If internal struggle and political demarcation was a constant component of political life, if splits and unifications were necessary to assemble a political leadership for the working class capable of taking the initiative at the decisive moment, then the principles of internal party life had to allow for this. These principles, which in 1905 came to be known as democratic centralism, enabled a strategy to be worked out as well as the fighters to be assembled and trained to implement it.
The LRCI stands by those principles. We apply them to every stage of party building. We recognise that we are much nearer the earliest stages of Lenin’s struggle than the later ones. Consequently, at the present stage a living internal democracy has to be combined with a high degree of theoretical and programmatic homogeneity. We reject entirely the “discussion forum” view of party building, so fashionable at the moment.
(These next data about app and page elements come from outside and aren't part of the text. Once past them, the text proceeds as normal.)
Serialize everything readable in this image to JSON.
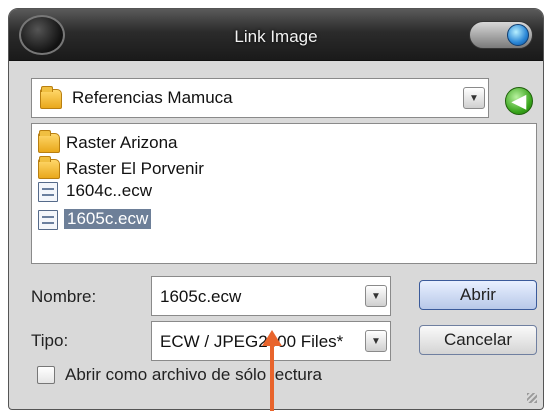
{
  "window": {
    "title": "Link Image"
  },
  "location": {
    "value": "Referencias Mamuca",
    "icon": "folder-icon"
  },
  "navigation": {
    "back_icon": "back-arrow-icon",
    "back_glyph": "◀"
  },
  "files": [
    {
      "name": "Raster Arizona",
      "type": "folder",
      "selected": false
    },
    {
      "name": "Raster El Porvenir",
      "type": "folder",
      "selected": false
    },
    {
      "name": "1604c..ecw",
      "type": "file",
      "selected": false
    },
    {
      "name": "1605c.ecw",
      "type": "file",
      "selected": true
    }
  ],
  "form": {
    "name_label": "Nombre:",
    "name_value": "1605c.ecw",
    "type_label": "Tipo:",
    "type_value": "ECW / JPEG2000 Files*",
    "readonly_label": "Abrir como archivo de sólo lectura",
    "readonly_checked": false
  },
  "buttons": {
    "open": "Abrir",
    "cancel": "Cancelar"
  },
  "colors": {
    "annotation_arrow": "#e8642c",
    "selection": "#6d7f98"
  }
}
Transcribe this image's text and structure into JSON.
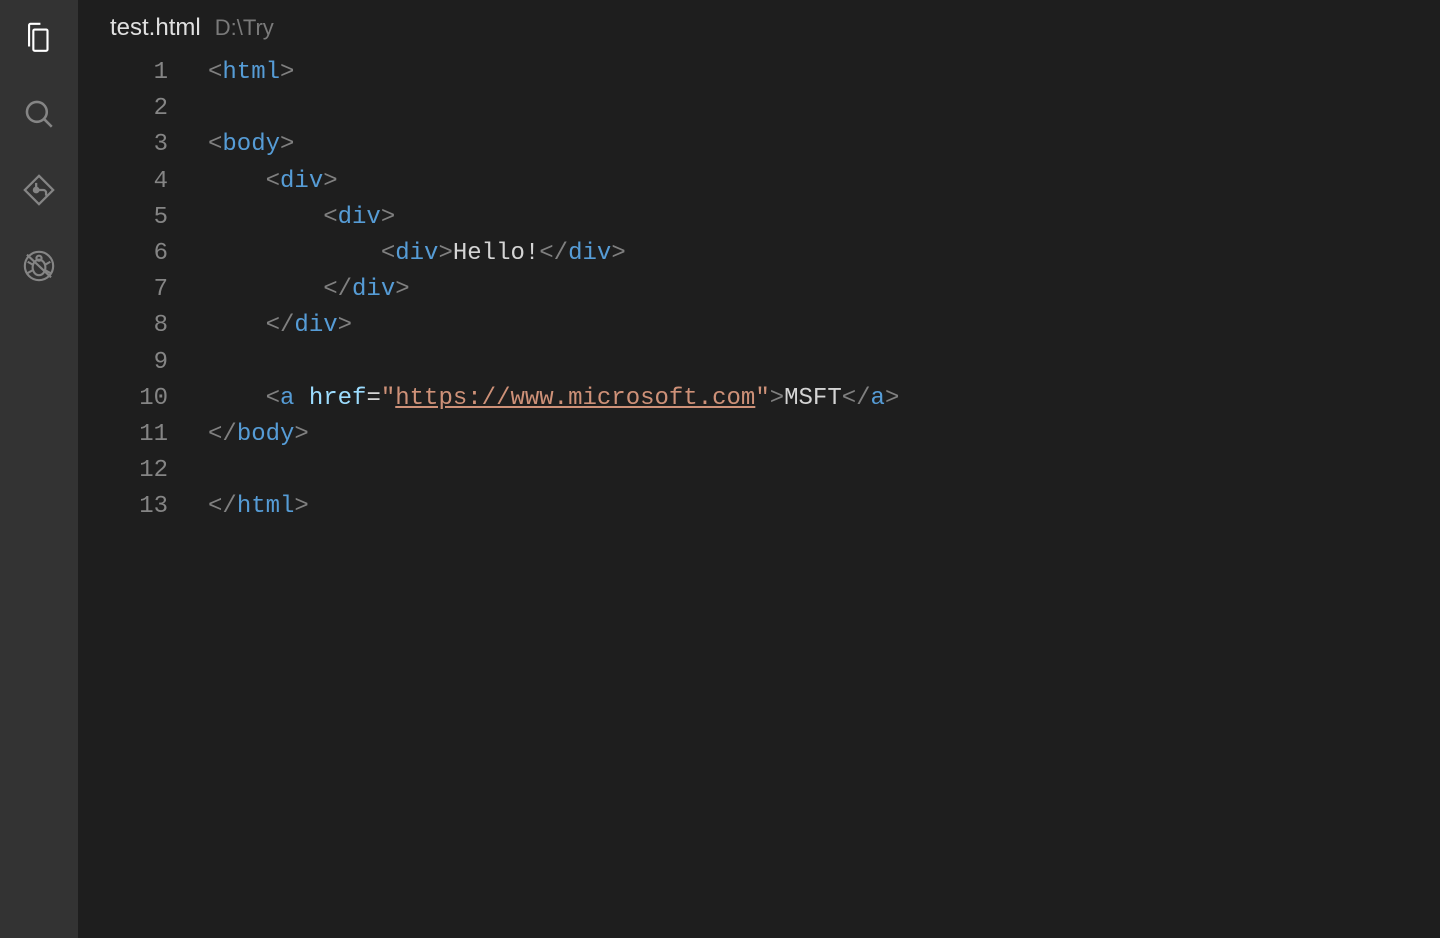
{
  "activityBar": {
    "items": [
      {
        "name": "explorer-icon",
        "active": true
      },
      {
        "name": "search-icon",
        "active": false
      },
      {
        "name": "source-control-icon",
        "active": false
      },
      {
        "name": "debug-icon",
        "active": false
      }
    ]
  },
  "tab": {
    "filename": "test.html",
    "path": "D:\\Try"
  },
  "editor": {
    "lineNumbers": [
      "1",
      "2",
      "3",
      "4",
      "5",
      "6",
      "7",
      "8",
      "9",
      "10",
      "11",
      "12",
      "13"
    ],
    "lines": [
      {
        "indent": 0,
        "tokens": [
          {
            "t": "bracket",
            "v": "<"
          },
          {
            "t": "tag",
            "v": "html"
          },
          {
            "t": "bracket",
            "v": ">"
          }
        ]
      },
      {
        "indent": 0,
        "tokens": []
      },
      {
        "indent": 0,
        "tokens": [
          {
            "t": "bracket",
            "v": "<"
          },
          {
            "t": "tag",
            "v": "body"
          },
          {
            "t": "bracket",
            "v": ">"
          }
        ]
      },
      {
        "indent": 1,
        "tokens": [
          {
            "t": "bracket",
            "v": "<"
          },
          {
            "t": "tag",
            "v": "div"
          },
          {
            "t": "bracket",
            "v": ">"
          }
        ]
      },
      {
        "indent": 2,
        "tokens": [
          {
            "t": "bracket",
            "v": "<"
          },
          {
            "t": "tag",
            "v": "div"
          },
          {
            "t": "bracket",
            "v": ">"
          }
        ]
      },
      {
        "indent": 3,
        "tokens": [
          {
            "t": "bracket",
            "v": "<"
          },
          {
            "t": "tag",
            "v": "div"
          },
          {
            "t": "bracket",
            "v": ">"
          },
          {
            "t": "text",
            "v": "Hello!"
          },
          {
            "t": "bracket",
            "v": "</"
          },
          {
            "t": "tag",
            "v": "div"
          },
          {
            "t": "bracket",
            "v": ">"
          }
        ]
      },
      {
        "indent": 2,
        "tokens": [
          {
            "t": "bracket",
            "v": "</"
          },
          {
            "t": "tag",
            "v": "div"
          },
          {
            "t": "bracket",
            "v": ">"
          }
        ]
      },
      {
        "indent": 1,
        "tokens": [
          {
            "t": "bracket",
            "v": "</"
          },
          {
            "t": "tag",
            "v": "div"
          },
          {
            "t": "bracket",
            "v": ">"
          }
        ]
      },
      {
        "indent": 0,
        "tokens": []
      },
      {
        "indent": 1,
        "tokens": [
          {
            "t": "bracket",
            "v": "<"
          },
          {
            "t": "tag",
            "v": "a"
          },
          {
            "t": "text",
            "v": " "
          },
          {
            "t": "attr",
            "v": "href"
          },
          {
            "t": "punct",
            "v": "="
          },
          {
            "t": "string",
            "v": "\""
          },
          {
            "t": "url",
            "v": "https://www.microsoft.com"
          },
          {
            "t": "string",
            "v": "\""
          },
          {
            "t": "bracket",
            "v": ">"
          },
          {
            "t": "text",
            "v": "MSFT"
          },
          {
            "t": "bracket",
            "v": "</"
          },
          {
            "t": "tag",
            "v": "a"
          },
          {
            "t": "bracket",
            "v": ">"
          }
        ]
      },
      {
        "indent": 0,
        "tokens": [
          {
            "t": "bracket",
            "v": "</"
          },
          {
            "t": "tag",
            "v": "body"
          },
          {
            "t": "bracket",
            "v": ">"
          }
        ]
      },
      {
        "indent": 0,
        "tokens": []
      },
      {
        "indent": 0,
        "tokens": [
          {
            "t": "bracket",
            "v": "</"
          },
          {
            "t": "tag",
            "v": "html"
          },
          {
            "t": "bracket",
            "v": ">"
          }
        ]
      }
    ]
  }
}
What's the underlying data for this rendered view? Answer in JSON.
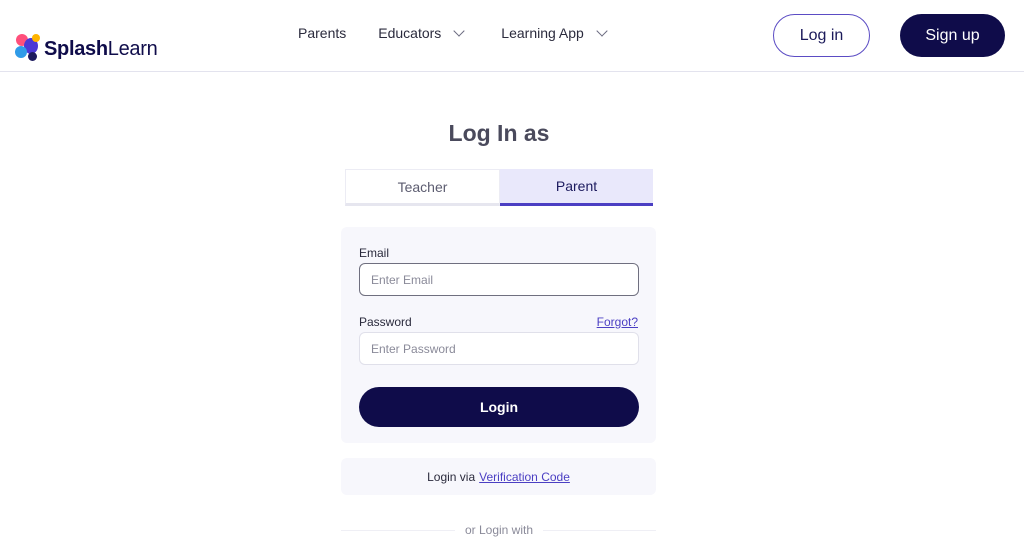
{
  "brand": {
    "name_bold": "Splash",
    "name_light": "Learn"
  },
  "nav": {
    "parents": "Parents",
    "educators": "Educators",
    "learning_app": "Learning App"
  },
  "header_actions": {
    "login": "Log in",
    "signup": "Sign up"
  },
  "login_panel": {
    "title": "Log In as",
    "tabs": [
      {
        "label": "Teacher",
        "active": false
      },
      {
        "label": "Parent",
        "active": true
      }
    ],
    "email": {
      "label": "Email",
      "placeholder": "Enter Email",
      "value": ""
    },
    "password": {
      "label": "Password",
      "placeholder": "Enter Password",
      "value": ""
    },
    "forgot": "Forgot?",
    "submit": "Login",
    "verification": {
      "prefix": "Login via",
      "link": "Verification Code"
    },
    "alt_login": "or Login with"
  },
  "colors": {
    "brand_navy": "#0f0c4a",
    "accent_purple": "#4b3fc3",
    "tab_active_bg": "#e9e8fb",
    "card_bg": "#f7f7fc"
  }
}
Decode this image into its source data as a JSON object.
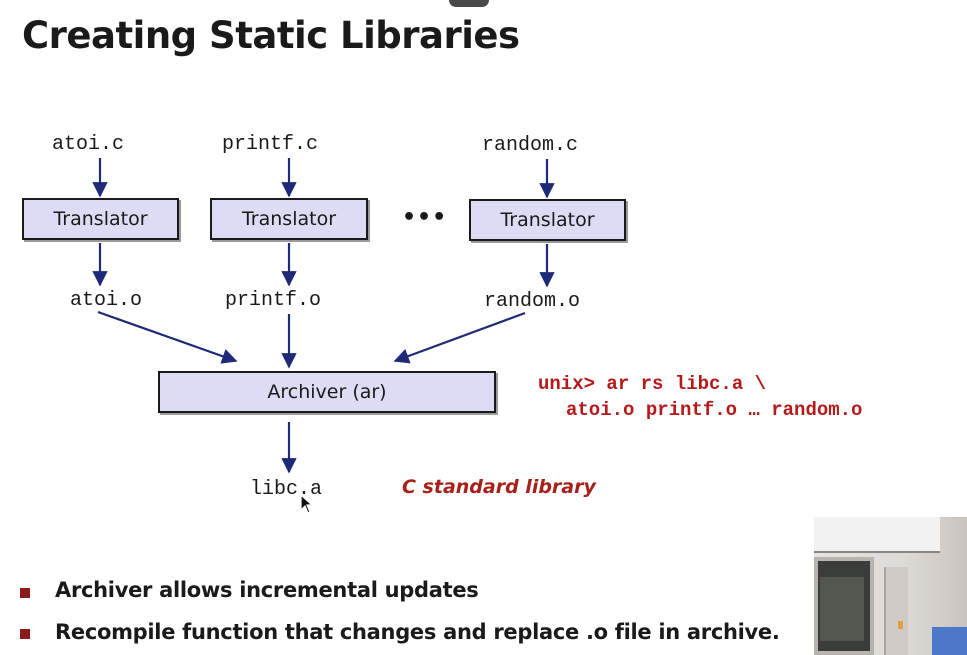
{
  "slide": {
    "title": "Creating Static Libraries"
  },
  "sources": [
    "atoi.c",
    "printf.c",
    "random.c"
  ],
  "translator_label": "Translator",
  "ellipsis": "•••",
  "objects": [
    "atoi.o",
    "printf.o",
    "random.o"
  ],
  "archiver_label": "Archiver (ar)",
  "output_file": "libc.a",
  "output_caption": "C standard library",
  "command": {
    "line1": "unix> ar rs libc.a \\",
    "line2": "atoi.o printf.o … random.o"
  },
  "bullets": [
    "Archiver allows incremental updates",
    "Recompile function that changes and replace .o file in archive."
  ],
  "colors": {
    "box_fill": "#dcdcf5",
    "arrow": "#1e2a78",
    "command_text": "#b51a1a",
    "bullet": "#8c1a1a"
  }
}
We reject the idea that theory and theorists must have complete freedom of expression whereas the practical people, especially workers, have to make do with unity in action.
For us the Lenin of Iskra and of Proletary is a legitimate model for fighting through the confusion of sects and factions that exist today. But we do not make a virtue of necessity, nor imagine that a mass vanguard workers’ party can run its internal life like a propaganda organisation—a fighting propaganda group. To do so would be to advocate not democratic but bureaucratic centralism. And this would mean death for any attempt to build a revolutionary workers’ party.
1. L Trotsky, “On Democratic Centralism: A Few Words about the Party Regime” in Writings1937/38. p90
2. Karl Marx, On the First International, Saul K Padover (ed), New York 1973 p65
3. V.I. Lenin, Collected Works, Vol 5 Moscow 1963 p17
5. V.I. Lenin, op cit Vol 5 pp 465/66
6 In Neil Harding (ed), Marxism in Russia. Key Documents 1879-1906, Cambridge,1983, pp298-300
7. V.I. Lenin, Against Revisionism, Moscow 1966 p106
8. V.I. Lenin op cit Vol 8, p144
9. V.I. Lenin op cit, Vol 10 p253
10. ibid p31
11. Paul Le Blanc, Lenin and the Revolutionary Party, New Jersey1990 p128
12. ibid, pp128-29
13. See Marcel Liebman, Leninism under Lenin, London 1975, pp45-61
14. See Lenin and the Vanguard Party , New York 1978, pp49-53
15 P. Le Blanc, op cit, p129
16 VI Lenin op cit Vol10 p314
17 P Le Blanc, op cit, p131
18 Lenin op cit Vol11 p361
19 Abraham Ascher Harvard, Pavel Axelrod and the Development of Menshevism, Harvard,1972 p237
20 VI Lenin op cit Vol 16 p77.
21 VI Lenin op cit Vol 18 p409.
22 ibid, p408-09
23. V I Lenin op cit Vol 20 pp 518/19